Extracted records
..........
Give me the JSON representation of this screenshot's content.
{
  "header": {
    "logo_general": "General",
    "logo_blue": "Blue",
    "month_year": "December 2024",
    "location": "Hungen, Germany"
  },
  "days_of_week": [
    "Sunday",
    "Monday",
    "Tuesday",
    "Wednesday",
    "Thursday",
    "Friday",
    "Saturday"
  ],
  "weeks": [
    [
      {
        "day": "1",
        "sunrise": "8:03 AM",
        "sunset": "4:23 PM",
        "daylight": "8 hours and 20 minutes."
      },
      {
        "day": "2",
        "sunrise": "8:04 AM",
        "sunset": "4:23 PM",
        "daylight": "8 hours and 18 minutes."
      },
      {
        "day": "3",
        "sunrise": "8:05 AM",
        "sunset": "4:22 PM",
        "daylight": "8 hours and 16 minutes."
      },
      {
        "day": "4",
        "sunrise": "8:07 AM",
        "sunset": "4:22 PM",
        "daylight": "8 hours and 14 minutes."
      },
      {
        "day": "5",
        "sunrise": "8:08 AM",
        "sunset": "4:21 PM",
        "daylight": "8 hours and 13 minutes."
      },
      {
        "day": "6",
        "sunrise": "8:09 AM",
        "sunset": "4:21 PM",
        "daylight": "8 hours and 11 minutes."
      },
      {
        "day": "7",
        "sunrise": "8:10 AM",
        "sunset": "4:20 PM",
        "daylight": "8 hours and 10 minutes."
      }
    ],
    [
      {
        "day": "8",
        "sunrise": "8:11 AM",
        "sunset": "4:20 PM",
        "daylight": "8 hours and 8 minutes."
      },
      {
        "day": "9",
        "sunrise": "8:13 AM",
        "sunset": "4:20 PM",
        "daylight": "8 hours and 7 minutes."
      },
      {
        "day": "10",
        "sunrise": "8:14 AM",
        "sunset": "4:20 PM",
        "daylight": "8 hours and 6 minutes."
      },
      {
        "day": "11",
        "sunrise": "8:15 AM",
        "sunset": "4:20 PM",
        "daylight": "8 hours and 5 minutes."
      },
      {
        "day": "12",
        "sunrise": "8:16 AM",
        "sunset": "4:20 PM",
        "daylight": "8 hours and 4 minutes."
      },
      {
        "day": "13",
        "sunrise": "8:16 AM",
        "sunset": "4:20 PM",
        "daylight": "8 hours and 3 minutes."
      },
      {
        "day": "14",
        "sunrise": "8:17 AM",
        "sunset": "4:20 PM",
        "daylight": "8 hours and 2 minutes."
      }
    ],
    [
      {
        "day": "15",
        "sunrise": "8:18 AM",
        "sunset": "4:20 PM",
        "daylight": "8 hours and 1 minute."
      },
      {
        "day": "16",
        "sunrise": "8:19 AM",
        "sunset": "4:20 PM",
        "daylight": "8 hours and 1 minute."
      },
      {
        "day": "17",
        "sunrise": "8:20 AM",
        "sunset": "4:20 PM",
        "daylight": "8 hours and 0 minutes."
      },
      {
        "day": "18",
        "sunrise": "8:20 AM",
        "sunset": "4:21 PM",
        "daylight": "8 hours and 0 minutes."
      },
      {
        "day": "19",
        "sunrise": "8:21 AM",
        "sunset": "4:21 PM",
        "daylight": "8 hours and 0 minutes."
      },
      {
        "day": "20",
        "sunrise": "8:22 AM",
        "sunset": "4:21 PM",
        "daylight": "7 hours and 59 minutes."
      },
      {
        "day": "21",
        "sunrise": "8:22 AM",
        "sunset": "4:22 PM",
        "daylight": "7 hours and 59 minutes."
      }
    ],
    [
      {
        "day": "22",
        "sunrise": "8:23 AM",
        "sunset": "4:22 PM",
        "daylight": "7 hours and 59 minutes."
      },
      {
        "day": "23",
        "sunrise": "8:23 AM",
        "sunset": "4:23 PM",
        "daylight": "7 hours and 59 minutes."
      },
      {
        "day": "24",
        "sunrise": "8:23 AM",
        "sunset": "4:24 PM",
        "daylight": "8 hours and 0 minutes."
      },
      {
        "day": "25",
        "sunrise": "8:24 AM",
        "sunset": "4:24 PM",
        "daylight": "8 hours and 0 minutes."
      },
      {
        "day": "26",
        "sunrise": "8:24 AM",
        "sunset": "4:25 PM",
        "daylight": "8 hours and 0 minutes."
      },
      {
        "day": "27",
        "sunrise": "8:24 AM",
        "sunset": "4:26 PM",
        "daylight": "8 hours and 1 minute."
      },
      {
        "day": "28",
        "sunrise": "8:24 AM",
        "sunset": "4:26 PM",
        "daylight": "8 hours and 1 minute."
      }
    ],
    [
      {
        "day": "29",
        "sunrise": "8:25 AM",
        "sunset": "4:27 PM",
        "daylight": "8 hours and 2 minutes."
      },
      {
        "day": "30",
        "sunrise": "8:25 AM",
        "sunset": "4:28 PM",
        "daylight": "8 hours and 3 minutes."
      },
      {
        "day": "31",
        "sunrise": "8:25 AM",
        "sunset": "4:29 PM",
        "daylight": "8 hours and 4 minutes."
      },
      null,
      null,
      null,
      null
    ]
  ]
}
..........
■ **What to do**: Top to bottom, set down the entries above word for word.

■ **Your response**:
Give me the JSON representation of this screenshot's content.
{
  "header": {
    "logo_general": "General",
    "logo_blue": "Blue",
    "month_year": "December 2024",
    "location": "Hungen, Germany"
  },
  "days_of_week": [
    "Sunday",
    "Monday",
    "Tuesday",
    "Wednesday",
    "Thursday",
    "Friday",
    "Saturday"
  ],
  "weeks": [
    [
      {
        "day": "1",
        "sunrise": "8:03 AM",
        "sunset": "4:23 PM",
        "daylight": "8 hours and 20 minutes."
      },
      {
        "day": "2",
        "sunrise": "8:04 AM",
        "sunset": "4:23 PM",
        "daylight": "8 hours and 18 minutes."
      },
      {
        "day": "3",
        "sunrise": "8:05 AM",
        "sunset": "4:22 PM",
        "daylight": "8 hours and 16 minutes."
      },
      {
        "day": "4",
        "sunrise": "8:07 AM",
        "sunset": "4:22 PM",
        "daylight": "8 hours and 14 minutes."
      },
      {
        "day": "5",
        "sunrise": "8:08 AM",
        "sunset": "4:21 PM",
        "daylight": "8 hours and 13 minutes."
      },
      {
        "day": "6",
        "sunrise": "8:09 AM",
        "sunset": "4:21 PM",
        "daylight": "8 hours and 11 minutes."
      },
      {
        "day": "7",
        "sunrise": "8:10 AM",
        "sunset": "4:20 PM",
        "daylight": "8 hours and 10 minutes."
      }
    ],
    [
      {
        "day": "8",
        "sunrise": "8:11 AM",
        "sunset": "4:20 PM",
        "daylight": "8 hours and 8 minutes."
      },
      {
        "day": "9",
        "sunrise": "8:13 AM",
        "sunset": "4:20 PM",
        "daylight": "8 hours and 7 minutes."
      },
      {
        "day": "10",
        "sunrise": "8:14 AM",
        "sunset": "4:20 PM",
        "daylight": "8 hours and 6 minutes."
      },
      {
        "day": "11",
        "sunrise": "8:15 AM",
        "sunset": "4:20 PM",
        "daylight": "8 hours and 5 minutes."
      },
      {
        "day": "12",
        "sunrise": "8:16 AM",
        "sunset": "4:20 PM",
        "daylight": "8 hours and 4 minutes."
      },
      {
        "day": "13",
        "sunrise": "8:16 AM",
        "sunset": "4:20 PM",
        "daylight": "8 hours and 3 minutes."
      },
      {
        "day": "14",
        "sunrise": "8:17 AM",
        "sunset": "4:20 PM",
        "daylight": "8 hours and 2 minutes."
      }
    ],
    [
      {
        "day": "15",
        "sunrise": "8:18 AM",
        "sunset": "4:20 PM",
        "daylight": "8 hours and 1 minute."
      },
      {
        "day": "16",
        "sunrise": "8:19 AM",
        "sunset": "4:20 PM",
        "daylight": "8 hours and 1 minute."
      },
      {
        "day": "17",
        "sunrise": "8:20 AM",
        "sunset": "4:20 PM",
        "daylight": "8 hours and 0 minutes."
      },
      {
        "day": "18",
        "sunrise": "8:20 AM",
        "sunset": "4:21 PM",
        "daylight": "8 hours and 0 minutes."
      },
      {
        "day": "19",
        "sunrise": "8:21 AM",
        "sunset": "4:21 PM",
        "daylight": "8 hours and 0 minutes."
      },
      {
        "day": "20",
        "sunrise": "8:22 AM",
        "sunset": "4:21 PM",
        "daylight": "7 hours and 59 minutes."
      },
      {
        "day": "21",
        "sunrise": "8:22 AM",
        "sunset": "4:22 PM",
        "daylight": "7 hours and 59 minutes."
      }
    ],
    [
      {
        "day": "22",
        "sunrise": "8:23 AM",
        "sunset": "4:22 PM",
        "daylight": "7 hours and 59 minutes."
      },
      {
        "day": "23",
        "sunrise": "8:23 AM",
        "sunset": "4:23 PM",
        "daylight": "7 hours and 59 minutes."
      },
      {
        "day": "24",
        "sunrise": "8:23 AM",
        "sunset": "4:24 PM",
        "daylight": "8 hours and 0 minutes."
      },
      {
        "day": "25",
        "sunrise": "8:24 AM",
        "sunset": "4:24 PM",
        "daylight": "8 hours and 0 minutes."
      },
      {
        "day": "26",
        "sunrise": "8:24 AM",
        "sunset": "4:25 PM",
        "daylight": "8 hours and 0 minutes."
      },
      {
        "day": "27",
        "sunrise": "8:24 AM",
        "sunset": "4:26 PM",
        "daylight": "8 hours and 1 minute."
      },
      {
        "day": "28",
        "sunrise": "8:24 AM",
        "sunset": "4:26 PM",
        "daylight": "8 hours and 1 minute."
      }
    ],
    [
      {
        "day": "29",
        "sunrise": "8:25 AM",
        "sunset": "4:27 PM",
        "daylight": "8 hours and 2 minutes."
      },
      {
        "day": "30",
        "sunrise": "8:25 AM",
        "sunset": "4:28 PM",
        "daylight": "8 hours and 3 minutes."
      },
      {
        "day": "31",
        "sunrise": "8:25 AM",
        "sunset": "4:29 PM",
        "daylight": "8 hours and 4 minutes."
      },
      null,
      null,
      null,
      null
    ]
  ]
}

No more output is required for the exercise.